Can VR training help a QB take his team to the Super Bowl?
Casey Keenum seems like an unlikely hope for the Minnesota Vikings. The previously undrafted, unwanted QB has led them to a 13-3 record as the second-most-accurate passer in the league (67.6 percent). Of the quarterbacks starting playoff games this season, Keenum had the best regular-season Total QBR at 69.6 -- second only to the now-injured Carson Wentz's 75.7
Derek Belch of VR training startup STRIVR believes it is because of his reps in VR.
“The tendency for a quarterback against the blitz is to speed up when he sees the blitz coming when, in reality, he needs to slow down,” said Derek Belch, co-founder and CEO of STRIVR to ESPN. “I know it’s only fractions of a second. He needs to say, ‘Where do I need to go? What do I need to do to not make a hurried decision?’ I think seeing these reps again and again in VR helps these guys do that.

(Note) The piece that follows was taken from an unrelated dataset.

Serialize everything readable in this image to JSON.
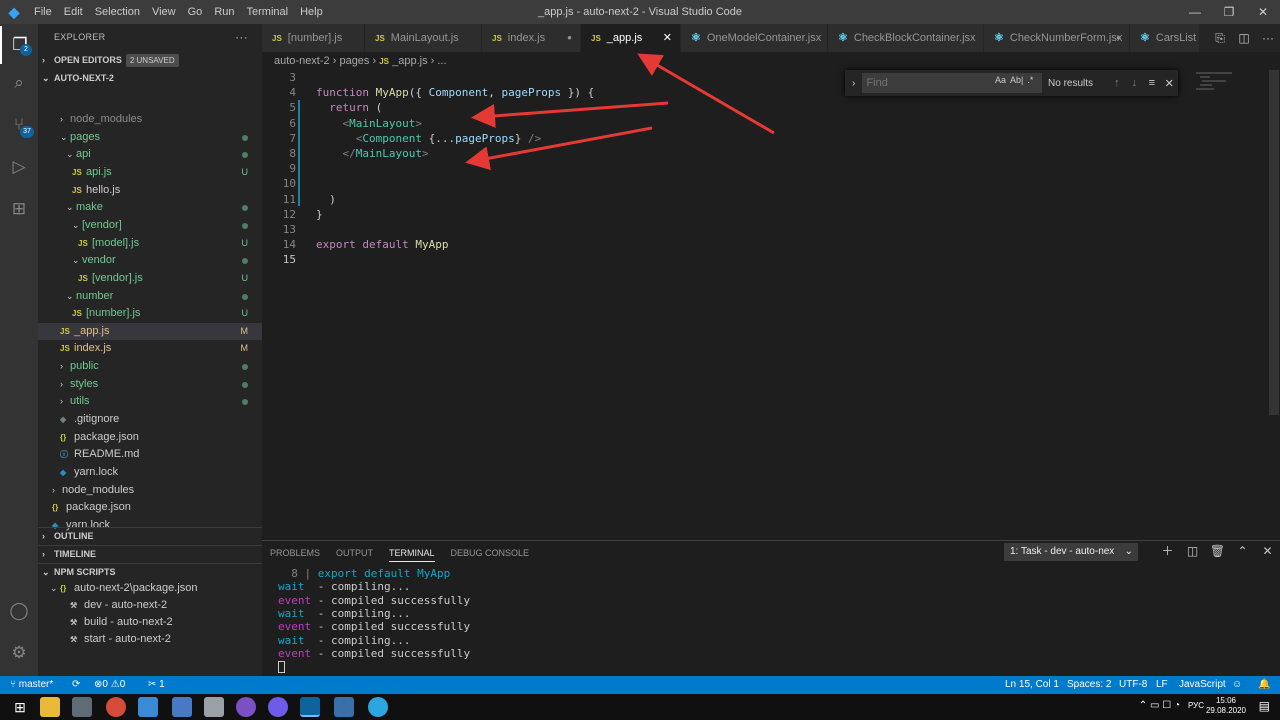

Belch says that Keenum goes into Minnesota’s VR room at the practice facility and is able to comb through a few hundred reps in VR as part of his final preparation. Blech also says that Keenum has viewed 2,647 plays through the virtual reality platform.
Personally, I am a believer in VR for sports training as I have actually worked and developed a product along with Oakland Raiders QB Derek Carr that helped him during his recovery from injury. Though I can not speak on that product outside of the video here I do know that VR can have an impact on a team needing to get a QB up to speed.
VR has potential and perhaps NFL teams will need VR specialists in the future? Companies like STRIVR and RADD3 are developing systems to adopt playbooks into VR where you could run the plays repeatedly until they're second nature? With the recent understanding of injuries in Football there is even a chance VR could help reduce these factors.